● **Task statement**: Each line containing the string "heading" should be copied out of the entries.

● **Data to examine**:
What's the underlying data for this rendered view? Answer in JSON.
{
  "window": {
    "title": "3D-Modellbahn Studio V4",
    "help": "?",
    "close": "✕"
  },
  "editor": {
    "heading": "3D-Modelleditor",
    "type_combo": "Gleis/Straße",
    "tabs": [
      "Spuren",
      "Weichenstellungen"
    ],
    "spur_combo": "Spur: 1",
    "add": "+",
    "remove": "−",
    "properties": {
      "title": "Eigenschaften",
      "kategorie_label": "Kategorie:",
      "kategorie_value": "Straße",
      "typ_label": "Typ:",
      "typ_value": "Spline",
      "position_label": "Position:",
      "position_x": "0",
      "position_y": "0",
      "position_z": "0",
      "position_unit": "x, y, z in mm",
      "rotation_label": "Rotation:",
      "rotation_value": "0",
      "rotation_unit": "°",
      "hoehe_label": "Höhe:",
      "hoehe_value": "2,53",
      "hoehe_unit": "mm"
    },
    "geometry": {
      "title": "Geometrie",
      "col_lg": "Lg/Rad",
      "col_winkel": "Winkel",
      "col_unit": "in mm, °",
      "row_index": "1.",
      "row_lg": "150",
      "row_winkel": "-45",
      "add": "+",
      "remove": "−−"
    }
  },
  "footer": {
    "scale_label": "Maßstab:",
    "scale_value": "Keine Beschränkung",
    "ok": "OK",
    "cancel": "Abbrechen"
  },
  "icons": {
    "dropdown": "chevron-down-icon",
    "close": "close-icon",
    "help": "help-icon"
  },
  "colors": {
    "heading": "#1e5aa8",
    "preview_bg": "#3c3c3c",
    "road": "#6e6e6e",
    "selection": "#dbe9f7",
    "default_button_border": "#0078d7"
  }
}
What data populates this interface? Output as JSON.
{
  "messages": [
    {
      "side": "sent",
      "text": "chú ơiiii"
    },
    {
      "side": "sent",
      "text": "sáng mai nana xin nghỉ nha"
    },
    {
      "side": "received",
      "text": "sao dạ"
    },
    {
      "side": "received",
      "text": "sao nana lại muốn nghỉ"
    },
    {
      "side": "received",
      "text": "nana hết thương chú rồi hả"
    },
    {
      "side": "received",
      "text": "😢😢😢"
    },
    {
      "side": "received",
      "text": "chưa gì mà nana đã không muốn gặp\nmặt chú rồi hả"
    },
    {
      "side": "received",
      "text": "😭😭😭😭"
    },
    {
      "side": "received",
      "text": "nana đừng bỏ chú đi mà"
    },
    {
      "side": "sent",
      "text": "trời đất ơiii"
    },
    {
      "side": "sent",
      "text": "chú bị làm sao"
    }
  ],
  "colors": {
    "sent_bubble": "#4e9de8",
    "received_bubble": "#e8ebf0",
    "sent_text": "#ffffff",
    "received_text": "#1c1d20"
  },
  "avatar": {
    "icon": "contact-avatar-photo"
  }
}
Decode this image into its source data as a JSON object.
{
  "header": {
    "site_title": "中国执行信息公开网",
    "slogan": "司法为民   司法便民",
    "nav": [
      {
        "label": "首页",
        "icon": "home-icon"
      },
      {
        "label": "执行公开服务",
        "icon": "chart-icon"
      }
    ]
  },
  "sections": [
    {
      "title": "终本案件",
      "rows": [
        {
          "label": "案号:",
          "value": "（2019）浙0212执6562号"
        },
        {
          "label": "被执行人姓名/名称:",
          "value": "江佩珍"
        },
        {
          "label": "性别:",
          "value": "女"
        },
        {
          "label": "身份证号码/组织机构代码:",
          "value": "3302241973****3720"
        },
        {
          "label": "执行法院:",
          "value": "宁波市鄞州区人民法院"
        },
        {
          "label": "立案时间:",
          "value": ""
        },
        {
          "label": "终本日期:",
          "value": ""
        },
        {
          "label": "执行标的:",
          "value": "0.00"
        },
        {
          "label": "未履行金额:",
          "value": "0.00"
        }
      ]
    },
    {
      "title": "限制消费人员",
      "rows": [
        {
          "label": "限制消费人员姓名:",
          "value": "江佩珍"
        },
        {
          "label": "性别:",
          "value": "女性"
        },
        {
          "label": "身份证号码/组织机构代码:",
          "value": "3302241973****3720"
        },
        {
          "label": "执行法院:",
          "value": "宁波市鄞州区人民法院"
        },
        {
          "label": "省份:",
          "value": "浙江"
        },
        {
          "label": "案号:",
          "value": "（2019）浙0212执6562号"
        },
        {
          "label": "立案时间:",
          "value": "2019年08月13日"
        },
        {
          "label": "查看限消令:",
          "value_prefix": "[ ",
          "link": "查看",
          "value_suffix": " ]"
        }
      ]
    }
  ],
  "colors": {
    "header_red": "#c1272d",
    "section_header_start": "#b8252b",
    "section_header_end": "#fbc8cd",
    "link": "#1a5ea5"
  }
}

● **Result of this exercise**:
    "heading": "3D-Modelleditor",
    "heading": "#1e5aa8",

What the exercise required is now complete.